:: Record excerpts ::
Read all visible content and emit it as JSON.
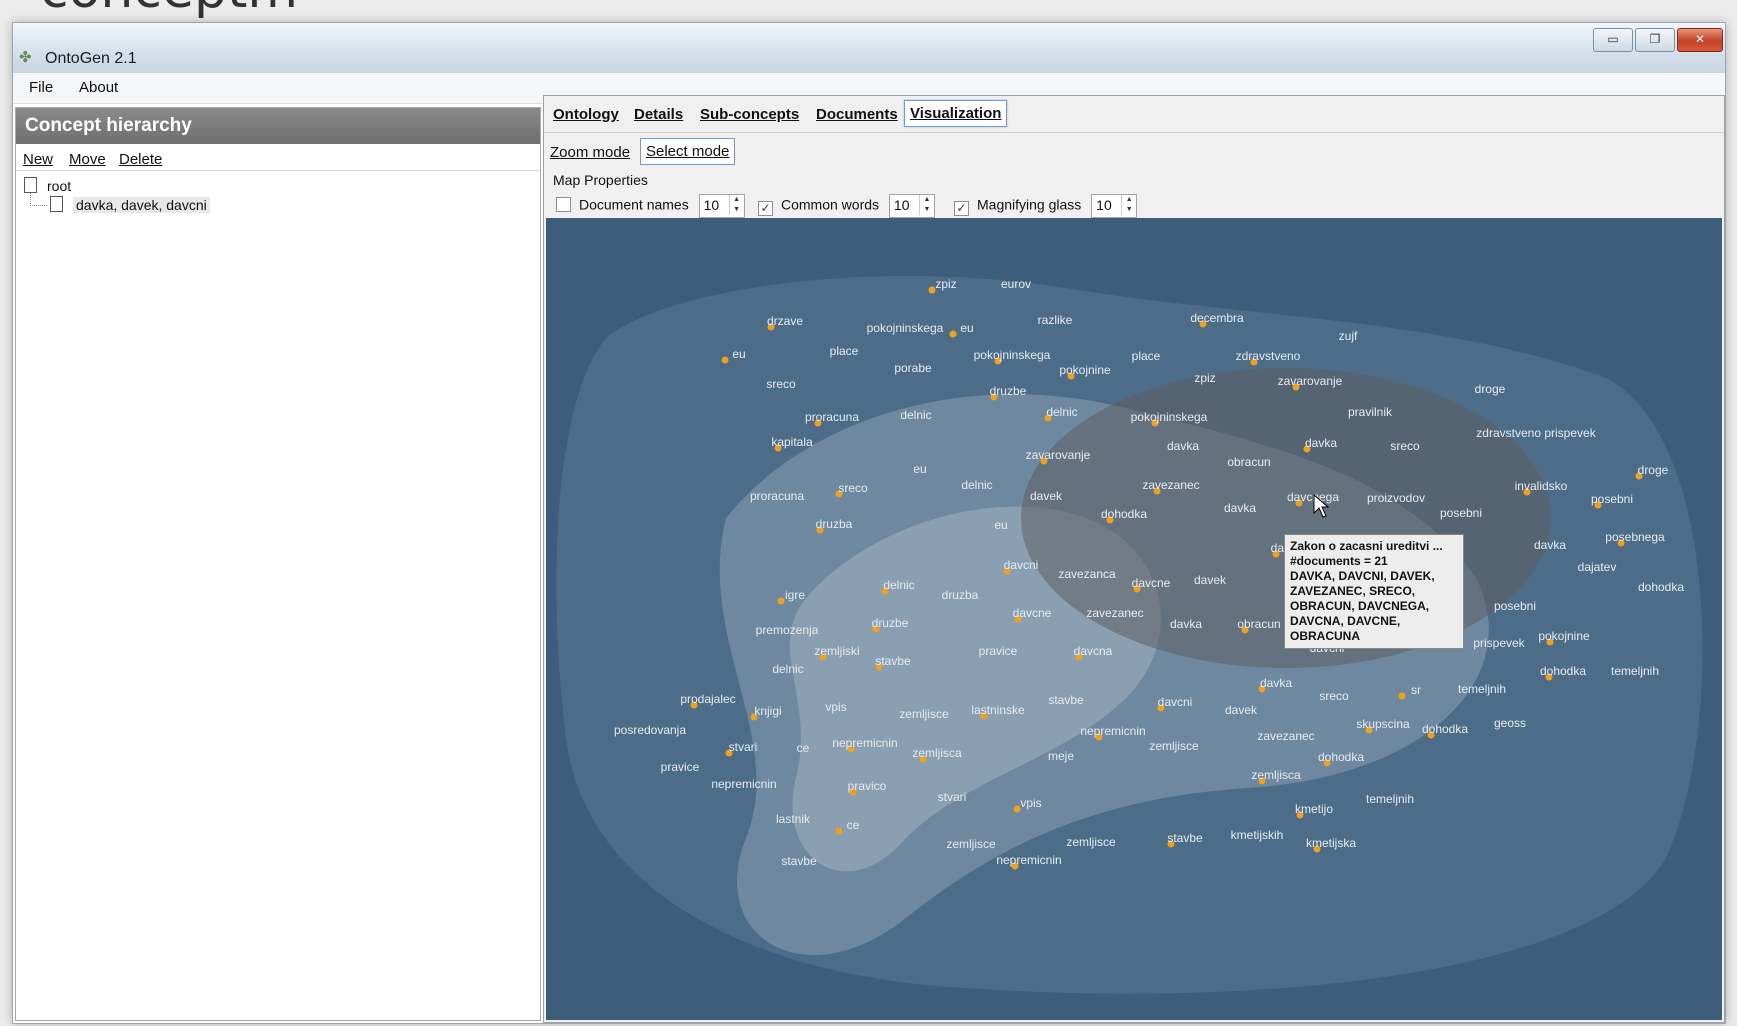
{
  "slide": {
    "heading": "conceptm"
  },
  "window": {
    "title": "OntoGen 2.1",
    "controls": {
      "minimize": "▭",
      "maximize": "❐",
      "close": "✕"
    }
  },
  "menu": {
    "file": "File",
    "about": "About"
  },
  "left": {
    "header": "Concept hierarchy",
    "tools": {
      "new": "New",
      "move": "Move",
      "delete": "Delete"
    },
    "tree": {
      "root": "root",
      "child": "davka, davek, davcni"
    }
  },
  "right": {
    "tabs": {
      "ontology": "Ontology",
      "details": "Details",
      "subconcepts": "Sub-concepts",
      "documents": "Documents",
      "visualization": "Visualization"
    },
    "modes": {
      "zoom": "Zoom mode",
      "select": "Select mode"
    },
    "props": {
      "title": "Map Properties",
      "document_names": {
        "label": "Document names",
        "checked": false,
        "value": "10"
      },
      "common_words": {
        "label": "Common words",
        "checked": true,
        "value": "10"
      },
      "magnifying_glass": {
        "label": "Magnifying glass",
        "checked": true,
        "value": "10"
      }
    }
  },
  "map": {
    "colors": {
      "bg": "#3d5d7a",
      "dot": "#f0a020",
      "label": "#e6ecf2"
    },
    "words": [
      [
        "zpiz",
        945,
        282
      ],
      [
        "eurov",
        1015,
        282
      ],
      [
        "drzave",
        784,
        319
      ],
      [
        "pokojninskega",
        904,
        326
      ],
      [
        "eu",
        966,
        326
      ],
      [
        "razlike",
        1054,
        318
      ],
      [
        "decembra",
        1216,
        316
      ],
      [
        "zujf",
        1347,
        334
      ],
      [
        "eu",
        738,
        352
      ],
      [
        "place",
        843,
        349
      ],
      [
        "pokojninskega",
        1011,
        353
      ],
      [
        "place",
        1145,
        354
      ],
      [
        "zdravstveno",
        1267,
        354
      ],
      [
        "porabe",
        912,
        366
      ],
      [
        "pokojnine",
        1084,
        368
      ],
      [
        "zpiz",
        1204,
        376
      ],
      [
        "zavarovanje",
        1309,
        379
      ],
      [
        "sreco",
        780,
        382
      ],
      [
        "druzbe",
        1007,
        389
      ],
      [
        "droge",
        1489,
        387
      ],
      [
        "delnic",
        1061,
        410
      ],
      [
        "pravilnik",
        1369,
        410
      ],
      [
        "proracuna",
        831,
        415
      ],
      [
        "delnic",
        915,
        413
      ],
      [
        "pokojninskega",
        1168,
        415
      ],
      [
        "zdravstveno prispevek",
        1535,
        431
      ],
      [
        "kapitala",
        791,
        440
      ],
      [
        "davka",
        1182,
        444
      ],
      [
        "davka",
        1320,
        441
      ],
      [
        "sreco",
        1404,
        444
      ],
      [
        "zavarovanje",
        1057,
        453
      ],
      [
        "obracun",
        1248,
        460
      ],
      [
        "droge",
        1652,
        468
      ],
      [
        "eu",
        919,
        467
      ],
      [
        "sreco",
        852,
        486
      ],
      [
        "delnic",
        976,
        483
      ],
      [
        "zavezanec",
        1170,
        483
      ],
      [
        "davek",
        1045,
        494
      ],
      [
        "invalidsko",
        1540,
        484
      ],
      [
        "proracuna",
        776,
        494
      ],
      [
        "davcnega",
        1312,
        495
      ],
      [
        "proizvodov",
        1395,
        496
      ],
      [
        "posebni",
        1611,
        497
      ],
      [
        "davka",
        1239,
        506
      ],
      [
        "dohodka",
        1123,
        512
      ],
      [
        "posebni",
        1460,
        511
      ],
      [
        "druzba",
        833,
        522
      ],
      [
        "eu",
        1000,
        523
      ],
      [
        "posebnega",
        1634,
        535
      ],
      [
        "davka",
        1549,
        543
      ],
      [
        "davcne",
        1289,
        546
      ],
      [
        "dajatev",
        1596,
        565
      ],
      [
        "davcni",
        1020,
        563
      ],
      [
        "zavezanca",
        1086,
        572
      ],
      [
        "davcne",
        1150,
        581
      ],
      [
        "davek",
        1209,
        578
      ],
      [
        "sreco",
        1315,
        586
      ],
      [
        "dohodka",
        1660,
        585
      ],
      [
        "delnic",
        898,
        583
      ],
      [
        "druzba",
        959,
        593
      ],
      [
        "igre",
        794,
        593
      ],
      [
        "posebni",
        1514,
        604
      ],
      [
        "davcne",
        1031,
        611
      ],
      [
        "zavezanec",
        1114,
        611
      ],
      [
        "druzbe",
        889,
        621
      ],
      [
        "davka",
        1185,
        622
      ],
      [
        "obracun",
        1258,
        622
      ],
      [
        "premozenja",
        786,
        628
      ],
      [
        "pokojnine",
        1563,
        634
      ],
      [
        "prispevek",
        1498,
        641
      ],
      [
        "zemljiski",
        836,
        649
      ],
      [
        "pravice",
        997,
        649
      ],
      [
        "davcna",
        1092,
        649
      ],
      [
        "davcni",
        1326,
        646
      ],
      [
        "stavbe",
        892,
        659
      ],
      [
        "delnic",
        787,
        667
      ],
      [
        "dohodka",
        1562,
        669
      ],
      [
        "temeljnih",
        1634,
        669
      ],
      [
        "davka",
        1275,
        681
      ],
      [
        "temeljnih",
        1481,
        687
      ],
      [
        "sr",
        1415,
        688
      ],
      [
        "sreco",
        1333,
        694
      ],
      [
        "prodajalec",
        707,
        697
      ],
      [
        "stavbe",
        1065,
        698
      ],
      [
        "davcni",
        1174,
        700
      ],
      [
        "davek",
        1240,
        708
      ],
      [
        "lastninske",
        997,
        708
      ],
      [
        "vpis",
        835,
        705
      ],
      [
        "knjigi",
        767,
        709
      ],
      [
        "zemljisce",
        923,
        712
      ],
      [
        "skupscina",
        1382,
        722
      ],
      [
        "geoss",
        1509,
        721
      ],
      [
        "dohodka",
        1444,
        727
      ],
      [
        "posredovanja",
        649,
        728
      ],
      [
        "nepremicnin",
        1112,
        729
      ],
      [
        "zavezanec",
        1285,
        734
      ],
      [
        "nepremicnin",
        864,
        741
      ],
      [
        "ce",
        802,
        746
      ],
      [
        "stvari",
        742,
        745
      ],
      [
        "zemljisce",
        1173,
        744
      ],
      [
        "zemljisca",
        936,
        751
      ],
      [
        "meje",
        1060,
        754
      ],
      [
        "dohodka",
        1340,
        755
      ],
      [
        "pravice",
        679,
        765
      ],
      [
        "zemljisca",
        1275,
        773
      ],
      [
        "nepremicnin",
        743,
        782
      ],
      [
        "pravico",
        866,
        784
      ],
      [
        "stvari",
        951,
        795
      ],
      [
        "vpis",
        1030,
        801
      ],
      [
        "temeljnih",
        1389,
        797
      ],
      [
        "kmetijo",
        1313,
        807
      ],
      [
        "lastnik",
        792,
        817
      ],
      [
        "ce",
        852,
        823
      ],
      [
        "kmetijskih",
        1256,
        833
      ],
      [
        "kmetijska",
        1330,
        841
      ],
      [
        "zemljisce",
        1090,
        840
      ],
      [
        "stavbe",
        1184,
        836
      ],
      [
        "zemljisce",
        970,
        842
      ],
      [
        "nepremicnin",
        1028,
        858
      ],
      [
        "stavbe",
        798,
        859
      ]
    ],
    "tooltip": {
      "title": "Zakon o zacasni ureditvi ...",
      "count": "#documents = 21",
      "keywords": "DAVKA, DAVCNI, DAVEK,\nZAVEZANEC, SRECO,\nOBRACUN, DAVCNEGA,\nDAVCNA, DAVCNE,\nOBRACUNA"
    }
  }
}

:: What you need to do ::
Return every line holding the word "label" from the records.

:: Response box ::
        "label": "Document names",
        "label": "Common words",
        "label": "Magnifying glass",
      "label": "#e6ecf2"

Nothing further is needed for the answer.